Karthik Balaguru's picture


I am using a pagetable base addr of 0x20026C0. I have configured for using Small Pages (that is bits[1:0] = 0b10 ) . But, I find that since the 4K page size is quite big.
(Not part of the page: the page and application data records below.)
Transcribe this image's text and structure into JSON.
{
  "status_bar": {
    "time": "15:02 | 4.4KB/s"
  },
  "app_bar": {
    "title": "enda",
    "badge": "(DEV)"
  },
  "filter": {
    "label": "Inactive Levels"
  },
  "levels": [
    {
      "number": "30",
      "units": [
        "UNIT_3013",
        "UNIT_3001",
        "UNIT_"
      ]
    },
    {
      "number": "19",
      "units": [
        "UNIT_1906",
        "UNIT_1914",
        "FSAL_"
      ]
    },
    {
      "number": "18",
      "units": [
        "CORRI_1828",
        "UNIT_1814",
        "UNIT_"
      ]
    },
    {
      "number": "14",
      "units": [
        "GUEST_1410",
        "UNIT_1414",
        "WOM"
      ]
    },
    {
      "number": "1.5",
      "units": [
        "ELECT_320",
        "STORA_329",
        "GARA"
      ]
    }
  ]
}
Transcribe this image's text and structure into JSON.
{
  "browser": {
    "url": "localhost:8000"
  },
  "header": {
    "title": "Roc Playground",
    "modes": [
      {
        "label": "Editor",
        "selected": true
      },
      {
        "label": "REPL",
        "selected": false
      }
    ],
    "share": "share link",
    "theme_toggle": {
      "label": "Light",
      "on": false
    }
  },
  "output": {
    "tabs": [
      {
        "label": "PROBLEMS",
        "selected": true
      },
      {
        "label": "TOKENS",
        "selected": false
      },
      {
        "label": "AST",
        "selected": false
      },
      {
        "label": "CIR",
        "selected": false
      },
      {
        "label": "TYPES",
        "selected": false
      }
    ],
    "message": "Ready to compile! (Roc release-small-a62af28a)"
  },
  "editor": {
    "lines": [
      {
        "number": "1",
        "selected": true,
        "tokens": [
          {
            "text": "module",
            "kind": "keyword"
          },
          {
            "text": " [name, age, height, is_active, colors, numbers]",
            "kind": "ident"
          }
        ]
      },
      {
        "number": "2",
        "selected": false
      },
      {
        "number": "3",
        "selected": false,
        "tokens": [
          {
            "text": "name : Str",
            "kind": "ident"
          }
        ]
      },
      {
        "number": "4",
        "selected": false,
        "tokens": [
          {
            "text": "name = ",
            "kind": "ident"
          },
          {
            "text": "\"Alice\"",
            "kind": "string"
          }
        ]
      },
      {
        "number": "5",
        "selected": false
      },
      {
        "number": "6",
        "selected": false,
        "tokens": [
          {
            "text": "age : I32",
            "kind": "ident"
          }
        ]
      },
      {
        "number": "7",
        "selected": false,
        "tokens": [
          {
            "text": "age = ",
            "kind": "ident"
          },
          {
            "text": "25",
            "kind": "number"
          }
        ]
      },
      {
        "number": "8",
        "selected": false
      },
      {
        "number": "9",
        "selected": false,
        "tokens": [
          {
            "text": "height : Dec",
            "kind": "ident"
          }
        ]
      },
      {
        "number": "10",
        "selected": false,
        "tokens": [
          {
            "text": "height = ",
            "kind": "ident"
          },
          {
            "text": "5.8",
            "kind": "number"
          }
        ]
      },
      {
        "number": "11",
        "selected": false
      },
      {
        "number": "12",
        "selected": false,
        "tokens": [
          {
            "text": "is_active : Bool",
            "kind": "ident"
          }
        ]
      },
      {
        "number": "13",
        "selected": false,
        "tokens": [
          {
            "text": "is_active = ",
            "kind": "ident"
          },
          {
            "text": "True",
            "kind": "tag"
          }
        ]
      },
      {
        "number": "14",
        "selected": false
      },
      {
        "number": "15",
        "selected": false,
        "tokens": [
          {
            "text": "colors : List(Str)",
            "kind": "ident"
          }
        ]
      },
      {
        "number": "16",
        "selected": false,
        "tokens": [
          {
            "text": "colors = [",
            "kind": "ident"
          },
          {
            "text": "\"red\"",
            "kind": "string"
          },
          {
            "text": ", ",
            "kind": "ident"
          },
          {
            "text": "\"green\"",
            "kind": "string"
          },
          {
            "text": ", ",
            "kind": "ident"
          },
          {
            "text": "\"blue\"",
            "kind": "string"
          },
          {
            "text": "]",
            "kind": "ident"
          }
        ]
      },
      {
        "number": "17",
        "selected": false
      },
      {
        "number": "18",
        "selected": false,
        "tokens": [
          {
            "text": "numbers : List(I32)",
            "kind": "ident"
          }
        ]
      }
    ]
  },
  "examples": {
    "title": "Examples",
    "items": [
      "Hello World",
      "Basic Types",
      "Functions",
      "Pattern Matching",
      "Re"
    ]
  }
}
So, i am thinking to change the pagesize to 1K (Tiny Page Concept - bits[1:0]=0b11 ) and use the memory space efficiently.

But, my application uses 4K till now.

So, what are things that i need to consider(Takecare) if i change the 4K page size to 1K (Small page Modeil to Tiny Page Model) ?

What are the stuffs that will get effected because of changing the
Small Page concept to Tiny Page ? ( I am using Arm9 Core Processor).

How far will the current existing sourcecode get affected ?
Will the CMD(Linker Command File) get affected due to this ?

Further, Normally which is better & efficient - 4K or 1K page ?
Does this selection depend upon the modules used ? Which is efficient in terms of memory management, efficient data usage, speed of access ?

Kindly share your ideas / suggestions.

Thx in advans,
Karthik Balaguru

Re: uClinux as an Embedded OS on a DSP

Ralph's picture

Thank you for writing this article. You provide a very crisp overview of the motivations and issues related to development with Linux on Blackfin. I look forward to seeing more of your thoughts in writing.

Good and usefull document for

Srinidhi Kasagar's picture

Good and usefull document for uClinux/Blackfin developers

want more details

anil sati's picture

I am a software engineer told to work on a project with blackfin and uclinux , i am entirely new to this and i am in need of help about these subjects , if any could provide me with tutorials or articles with give insight to blackfin with uclinux it would be of great help

Thanking u

Anil sati

More Information

Darren's picture

All the information you need for this (including that latest releases of tools and source code) should be available at
and also in the documentation wiki at